- _What you should do_: Look below. Copy each line that has "title" in it.

↓

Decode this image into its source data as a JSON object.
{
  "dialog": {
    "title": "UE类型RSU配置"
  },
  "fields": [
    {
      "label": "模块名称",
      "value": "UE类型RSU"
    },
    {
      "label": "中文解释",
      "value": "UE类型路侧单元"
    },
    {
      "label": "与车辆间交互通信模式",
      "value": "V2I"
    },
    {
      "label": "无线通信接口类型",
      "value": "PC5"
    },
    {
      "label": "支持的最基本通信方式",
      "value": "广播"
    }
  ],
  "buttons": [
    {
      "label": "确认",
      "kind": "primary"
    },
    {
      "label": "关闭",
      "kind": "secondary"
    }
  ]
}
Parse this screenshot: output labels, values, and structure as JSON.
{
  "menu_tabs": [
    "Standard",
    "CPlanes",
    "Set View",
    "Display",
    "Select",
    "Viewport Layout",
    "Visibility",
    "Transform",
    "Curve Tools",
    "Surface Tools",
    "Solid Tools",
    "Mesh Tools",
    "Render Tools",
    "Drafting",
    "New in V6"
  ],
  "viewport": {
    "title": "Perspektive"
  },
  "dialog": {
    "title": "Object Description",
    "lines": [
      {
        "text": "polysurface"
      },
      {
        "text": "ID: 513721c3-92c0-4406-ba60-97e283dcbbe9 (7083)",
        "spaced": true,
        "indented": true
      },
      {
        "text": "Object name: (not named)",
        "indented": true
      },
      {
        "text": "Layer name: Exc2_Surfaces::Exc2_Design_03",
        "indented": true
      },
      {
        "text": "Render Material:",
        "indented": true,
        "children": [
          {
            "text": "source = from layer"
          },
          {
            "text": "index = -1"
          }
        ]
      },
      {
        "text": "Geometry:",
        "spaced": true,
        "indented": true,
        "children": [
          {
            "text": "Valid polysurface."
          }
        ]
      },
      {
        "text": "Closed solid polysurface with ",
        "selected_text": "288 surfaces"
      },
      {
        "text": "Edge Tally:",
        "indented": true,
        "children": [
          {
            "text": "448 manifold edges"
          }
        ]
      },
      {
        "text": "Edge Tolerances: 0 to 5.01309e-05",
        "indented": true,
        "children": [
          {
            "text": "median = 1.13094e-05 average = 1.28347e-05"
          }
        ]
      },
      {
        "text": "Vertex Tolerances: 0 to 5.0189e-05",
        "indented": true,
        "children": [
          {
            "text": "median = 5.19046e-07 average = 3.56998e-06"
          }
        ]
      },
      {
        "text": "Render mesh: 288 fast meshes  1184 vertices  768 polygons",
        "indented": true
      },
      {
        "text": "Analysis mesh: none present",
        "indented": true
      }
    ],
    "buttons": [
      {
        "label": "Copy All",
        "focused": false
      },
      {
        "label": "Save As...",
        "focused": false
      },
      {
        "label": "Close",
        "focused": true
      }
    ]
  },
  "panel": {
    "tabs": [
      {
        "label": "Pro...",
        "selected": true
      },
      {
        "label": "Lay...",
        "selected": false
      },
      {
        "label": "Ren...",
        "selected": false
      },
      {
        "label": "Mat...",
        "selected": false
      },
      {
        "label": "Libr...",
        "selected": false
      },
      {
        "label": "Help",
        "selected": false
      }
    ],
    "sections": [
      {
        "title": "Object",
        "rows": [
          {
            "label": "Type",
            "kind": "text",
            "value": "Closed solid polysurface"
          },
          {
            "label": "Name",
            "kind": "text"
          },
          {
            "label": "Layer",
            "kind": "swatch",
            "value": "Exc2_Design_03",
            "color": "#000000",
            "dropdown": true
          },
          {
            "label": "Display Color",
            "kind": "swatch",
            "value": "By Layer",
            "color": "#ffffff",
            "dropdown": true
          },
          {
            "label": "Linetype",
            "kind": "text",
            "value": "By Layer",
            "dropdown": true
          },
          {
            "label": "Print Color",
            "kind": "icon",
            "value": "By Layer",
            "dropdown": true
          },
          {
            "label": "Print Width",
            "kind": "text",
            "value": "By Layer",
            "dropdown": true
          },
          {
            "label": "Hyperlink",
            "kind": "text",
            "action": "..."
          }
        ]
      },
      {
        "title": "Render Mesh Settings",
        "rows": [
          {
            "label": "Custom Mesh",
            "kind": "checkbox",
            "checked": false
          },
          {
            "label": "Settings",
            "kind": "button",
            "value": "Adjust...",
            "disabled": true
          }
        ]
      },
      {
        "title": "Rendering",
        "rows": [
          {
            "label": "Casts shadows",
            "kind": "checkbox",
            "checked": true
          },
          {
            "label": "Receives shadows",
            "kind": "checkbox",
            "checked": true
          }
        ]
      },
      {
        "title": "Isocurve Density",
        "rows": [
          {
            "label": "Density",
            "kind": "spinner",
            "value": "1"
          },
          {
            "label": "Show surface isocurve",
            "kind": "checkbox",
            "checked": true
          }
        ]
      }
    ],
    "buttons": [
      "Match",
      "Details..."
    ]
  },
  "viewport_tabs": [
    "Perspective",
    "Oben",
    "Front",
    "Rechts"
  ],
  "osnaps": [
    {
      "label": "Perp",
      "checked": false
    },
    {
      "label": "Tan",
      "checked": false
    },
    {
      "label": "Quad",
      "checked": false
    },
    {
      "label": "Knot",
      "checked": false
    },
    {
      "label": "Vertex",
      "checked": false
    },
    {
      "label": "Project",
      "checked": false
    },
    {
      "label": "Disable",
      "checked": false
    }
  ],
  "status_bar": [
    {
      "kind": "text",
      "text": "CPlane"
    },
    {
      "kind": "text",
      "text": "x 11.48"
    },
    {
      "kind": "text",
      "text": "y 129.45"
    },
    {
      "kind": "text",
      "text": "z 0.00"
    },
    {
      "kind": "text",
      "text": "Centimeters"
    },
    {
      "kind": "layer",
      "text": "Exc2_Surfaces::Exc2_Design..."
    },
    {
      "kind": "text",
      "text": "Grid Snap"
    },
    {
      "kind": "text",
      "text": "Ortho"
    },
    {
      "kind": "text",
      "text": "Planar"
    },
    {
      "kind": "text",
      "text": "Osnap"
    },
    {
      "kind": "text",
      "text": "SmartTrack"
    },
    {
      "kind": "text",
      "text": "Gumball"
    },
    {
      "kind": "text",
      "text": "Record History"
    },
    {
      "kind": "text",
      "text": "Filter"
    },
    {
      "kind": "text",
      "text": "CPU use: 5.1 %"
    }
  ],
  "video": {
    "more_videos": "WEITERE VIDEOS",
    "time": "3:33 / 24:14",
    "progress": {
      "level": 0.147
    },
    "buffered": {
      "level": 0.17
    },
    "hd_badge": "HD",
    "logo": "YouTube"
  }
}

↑

- _Response for this exercise_:
    "title": "UE类型RSU配置"
    "title": "Perspektive"
    "title": "Object Description",
        "title": "Object",
        "title": "Render Mesh Settings",
        "title": "Rendering",
        "title": "Isocurve Density",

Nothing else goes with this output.